Brothers, from acclaimed filmmaker Jim Sheridan, arrives on DVD and Blu-Ray next Tuesday, March 23, 2010. The movie explores the effects of war upon families, and is a remake of the 2004 Danish film Brodre. The results are mixed, as the movie treats audiences to some excellent performances but not much else. The Blu-Ray, meanwhile, doesn’t boast a whole lot of special features, but does provide some intriguing insights.
Tobey Maguire and Jake Gyllenhaal star as brothers Sam and Tommy, respectively. Sam is e a respected soldier who is being re-deployed to Afghanistan, Tommy a reckless ex-convict. While on mission, Sam’s helicopter is shot down. The Army subsequently reports him dead, and his wife Grace (Natalie Portman) is left to grieve with their two young daughters. Sensing a void, Tommy moves into their home to help around the house and keep the girls company; as time passes, the four grow closer to one another. However, as they move on, Sam is trapped in a Taliban cave, facing torture and interrogation. When he finally returns home, his mental instability leads to increased tensions between his family and his brother.
Brothers is a decent movie, but a drama that looked much more intense in the previews than it actually was. Its climax is disappointing and the movie itself feels like a cheap stage play at times. Nevertheless, the performances turned in by Gyllenhaal and especially Maguire are worthwhile (Maguire was nominated for Best Actor at the Golden Globes). You can read FilmJabber’s full Brothers movie review here.
The Blu-Ray includes only three bonus features:
- Remade in the United States – this featurette looks at how Brothers came to be, based on Brodre. It includes some clips from the original movie to show how similar this new version is, and talks about what convinced Sheridan to adapt a pre-existing film. The featurette is pretty honest and the interview with Sheridan is especially interesting, as he candidly speaks about what interested him about this project.
- Jim Sheridan: Film and Family – in this featurette, the cast and crew talk about how Sheridan approaches his movies. As Sheridan admits himself, he lacked much of a family growing up and believes that he subconsciously likes to re-create family dynamics in his pictures. Gyllenhaal, Portman and others provide some stories about how Sheridan interacted with them.
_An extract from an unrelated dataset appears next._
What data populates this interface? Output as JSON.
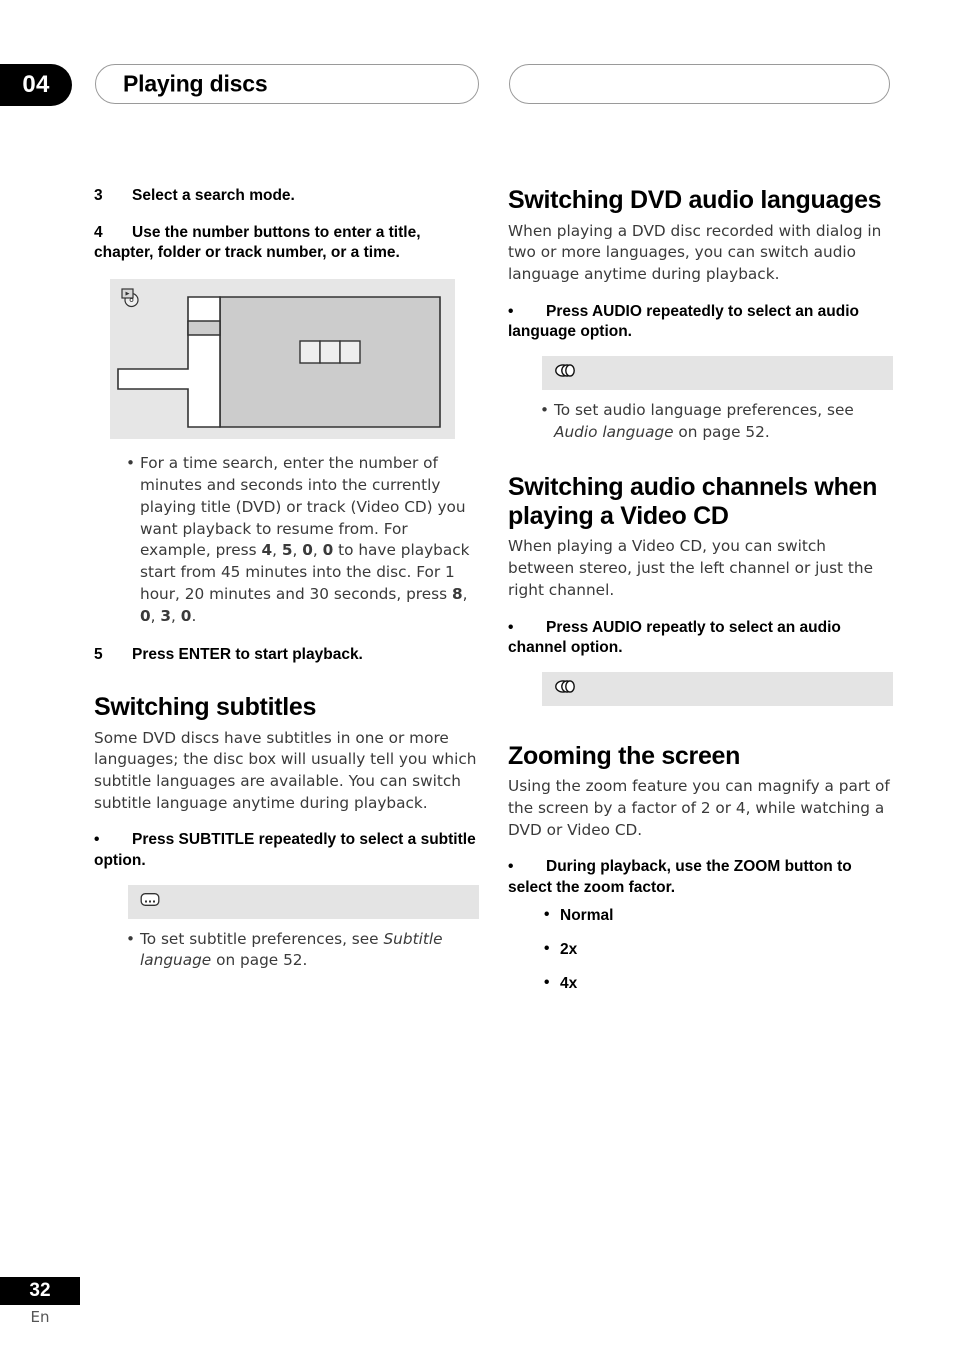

All in all, this was a rather unique and worthwhile featurette.
- A feature audio commentary with Jim Sheridan
Brothers isn’t a great movie, but it is worth a rental. What the special features lack in quantity they make up for in quality, and are worth checking out.